Senior, University of Kentucky
After showing for a couple of years, I wanted to improve the cattle that I was showing as well as the genetics. That goal led me to start using embryo transfer.
Communications and Youth Programs Intern for the Holstein Association USA
Based in Brattleboro, Vermont
Q. In what area are you pursuing a degree?
I'm majoring in agricultural communications and integrated strategic communications with a public relations emphasis.
Q. What is your agricultural background?
I have lived on the same 163 acre farm in Upton, Kentucky my entire life. I started showing Brown Swiss in 2002.
My family and I have since started flushing other producers cattle, putting in their embryos into our recip cattle, as well as selling our own embryos and cattle. We also have Pinzgauer beef cattle that we use for our recip cows.
Q. What previous internship positions have you held?
In 2011, I was the editorial intern at Progressive Dairyman. Over the course of the summer I wrote 15 articles for Progressive Dairyman, Progressive Dairyman Canada and Progressive Forage Grower.
Click here to read Waldeck's 2011 intern feature.
Q. What will your responsibilities be this summer?
This summer my responsibilities include helping with preparations for the National Holstein Convention in Springfield, Missouri. Specific tasks will include writing press releases, photography, feature article writing and a member relations program.
Q. What do you hope to have learned by the end of your internship?

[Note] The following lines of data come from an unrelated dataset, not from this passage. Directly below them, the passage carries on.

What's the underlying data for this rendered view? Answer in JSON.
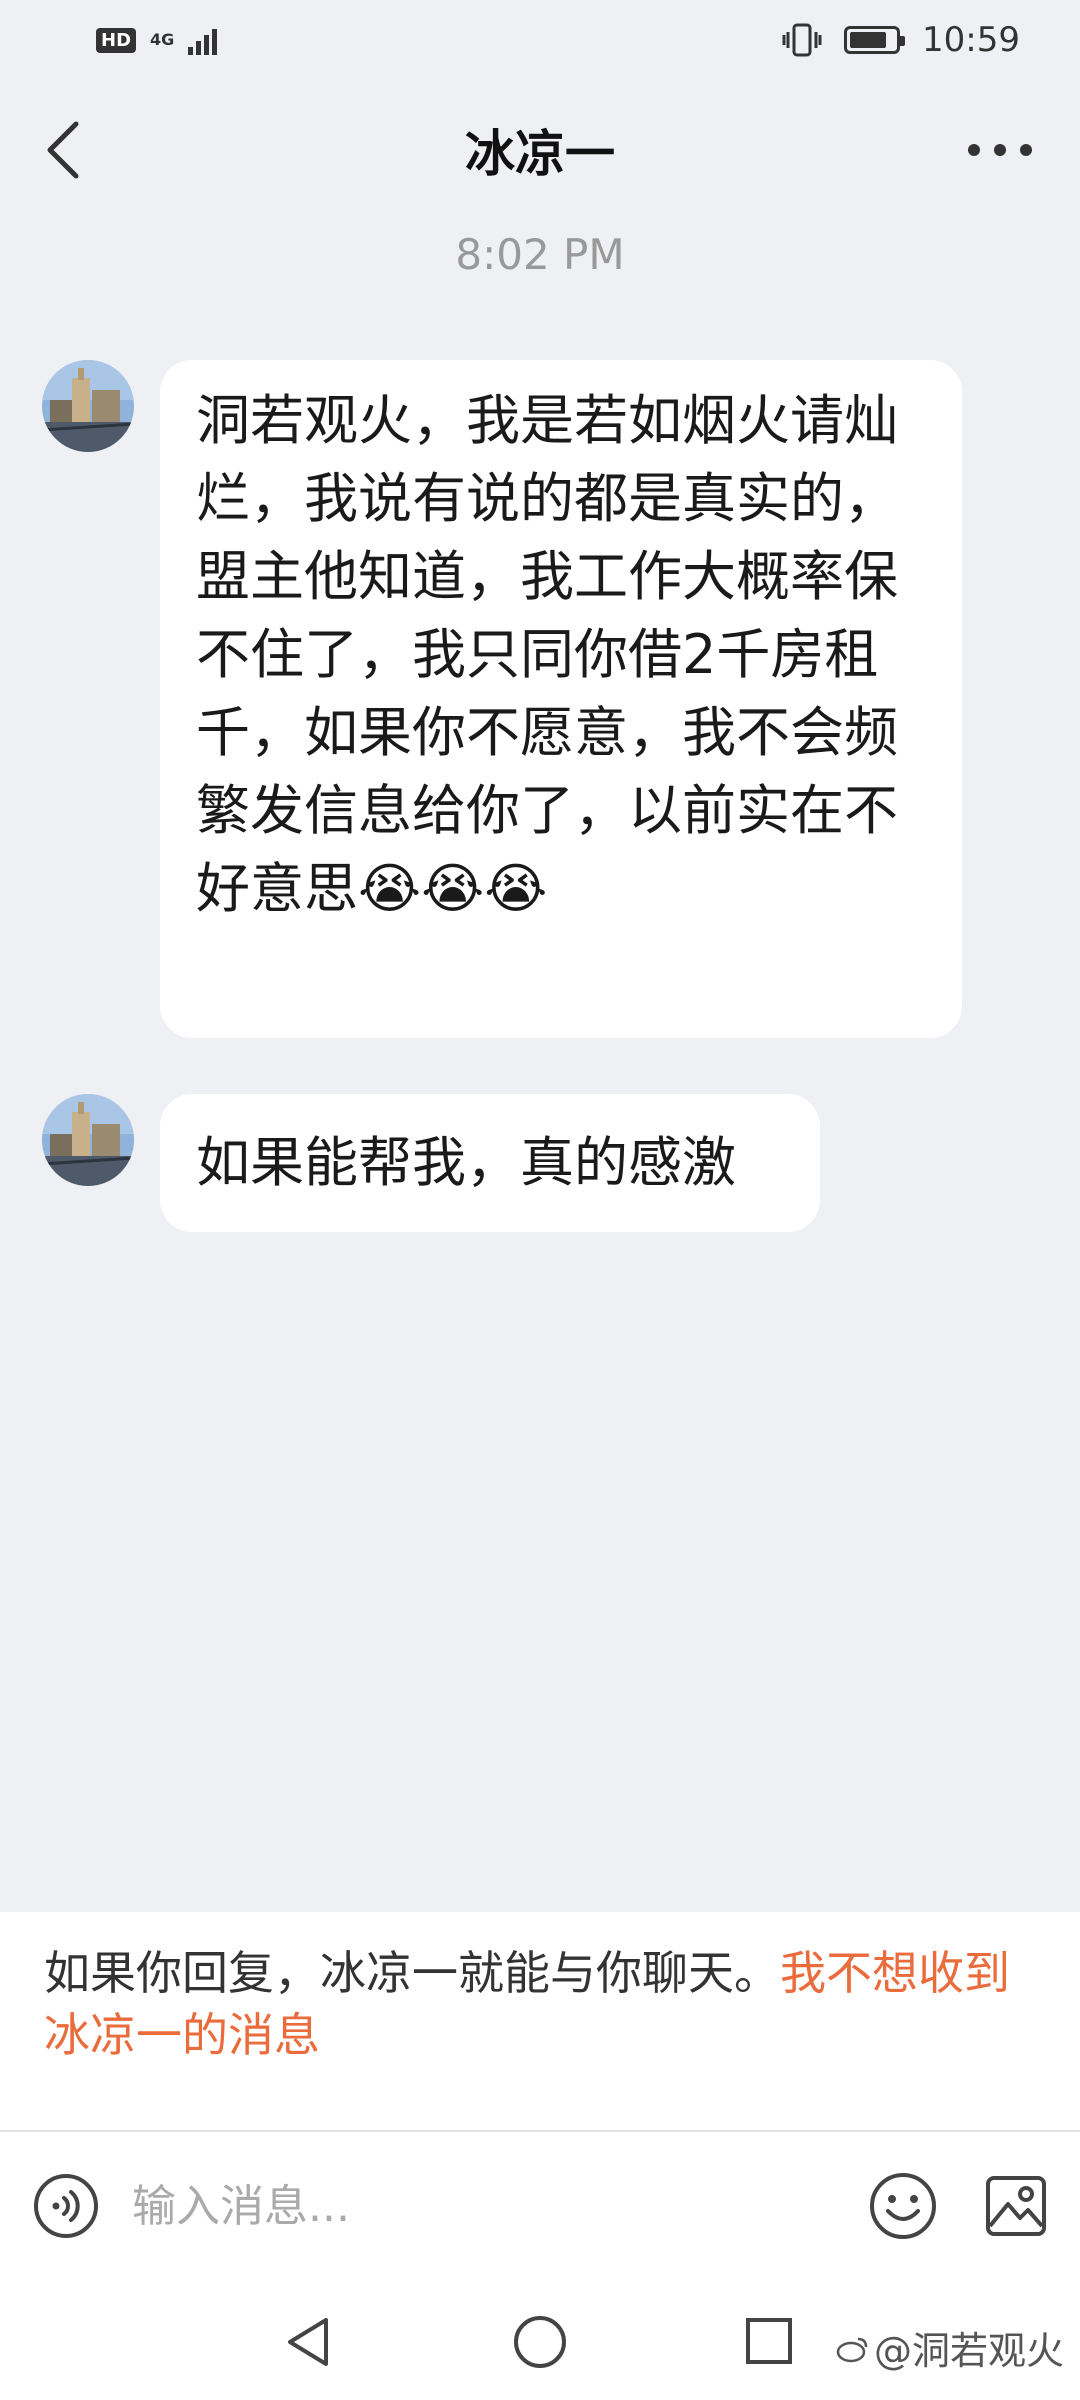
{
  "status_bar": {
    "hd_label": "HD",
    "network_label": "4G",
    "time": "10:59"
  },
  "header": {
    "title": "冰凉一"
  },
  "time_divider": "8:02 PM",
  "messages": [
    {
      "text": "洞若观火，我是若如烟火请灿烂，我说有说的都是真实的，盟主他知道，我工作大概率保不住了，我只同你借2千房租千，如果你不愿意，我不会频繁发信息给你了，以前实在不好意思😭😭😭"
    },
    {
      "text": "如果能帮我，真的感激"
    }
  ],
  "notice": {
    "text": "如果你回复，冰凉一就能与你聊天。",
    "link": "我不想收到冰凉一的消息"
  },
  "input": {
    "placeholder": "输入消息..."
  },
  "watermark": "@洞若观火",
  "colors": {
    "background": "#eff0f3",
    "bubble": "#ffffff",
    "link": "#ea6b3c"
  }
}
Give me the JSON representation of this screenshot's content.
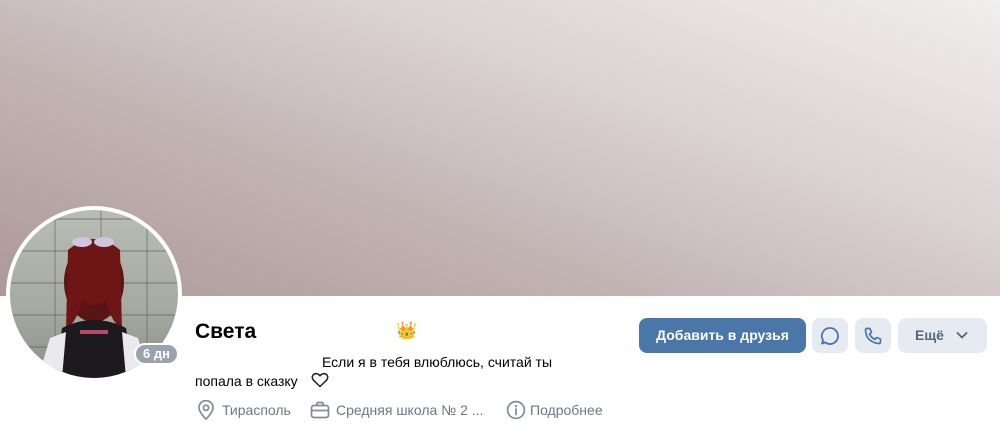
{
  "profile": {
    "name": "Света",
    "status_badge": "6 дн",
    "bio_line1": "Если я в тебя влюблюсь, считай ты",
    "bio_line2": "попала в сказку",
    "emoji": "👑"
  },
  "info": {
    "city": "Тирасполь",
    "school": "Средняя школа № 2 ...",
    "details": "Подробнее"
  },
  "actions": {
    "add_friend": "Добавить в друзья",
    "more": "Ещё"
  },
  "colors": {
    "primary_button": "#4a76a8",
    "secondary_button": "#e5ebf1",
    "muted_text": "#6d7885"
  },
  "icons": [
    "location-pin-icon",
    "briefcase-icon",
    "info-icon",
    "message-icon",
    "phone-icon",
    "chevron-down-icon",
    "heart-icon",
    "crown-emoji"
  ]
}
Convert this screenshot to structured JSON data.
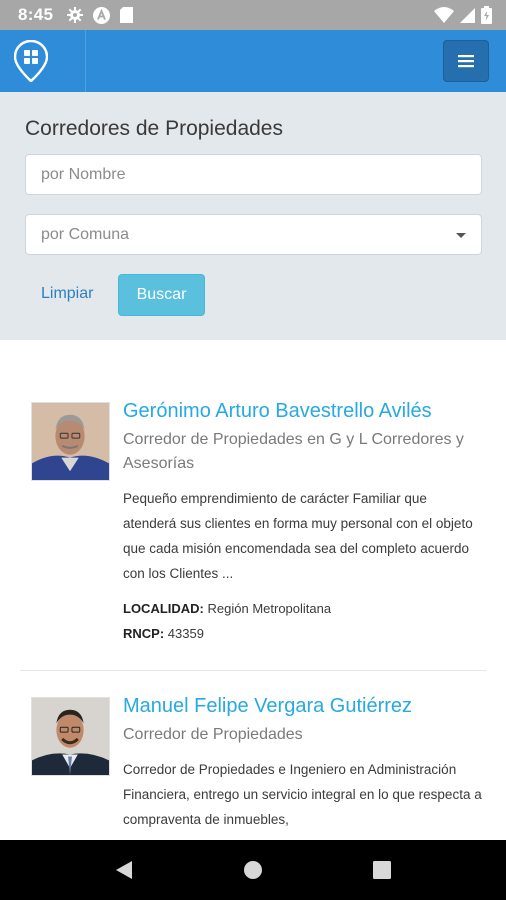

At the end of this internship I hope to have learned more about how to help conduct a National Convention in a smooth and effective manner. I also hope to learn how to do videography to help communicate with Holstein members who are unable to attend the National Convention.
I hope this internship will also show me more specifically what I am looking for as I enter into the job market next spring.
Q. What intrigues you most about the Holstein Association?
The Holstein Association intrigues me because of the number of members as well as the amount of services that the Association provides its members. This Association has a keen attention to detail to make sure that members are served at the highest level.
Q. What can you do to make a meaningful impact during your internship?
During this internship to make a meaningful impact I want to create videos, articles and press releases that will help members learn more about a given topic that they are seeking information. If I am able to help guide members to the accurate information they need I will be honored to have been able to help them.
Q. What do you think will be the most challenging aspect of your intern duties?
I think the most challenging part of my internship duties will be to keep up with the other Holstein Association employees at National Convention.
They have had experience with putting on an event of this caliber and I am looking forward to learning from them.
Q. What do you hope to do after graduation?
After graduation I hope to get a job in an agricultural company within its communications or public relations department.
Q. Why do you want to remain a part of the dairy industry?
I want to remain in the dairy industry to help those people that are geographically and generationally removed from agriculture learn the true story about what goes on within the dairy industry.
I also want to continue to show and do embryo work with my Brown Swiss. PD
Prior to beginning her internship with Holstein Association USA, Waldeck attended a study abroad trip with the UK Dairy Club in the Netherlands. This picture was taken at a tulip garden. Photo provided by Ariel Waldeck.
Do you know of a 2012 dairy or agricultural intern who would like to be featured?
to email Editor Emily Caldwell.
Click here to learn about Progressive Dairyman's internship program.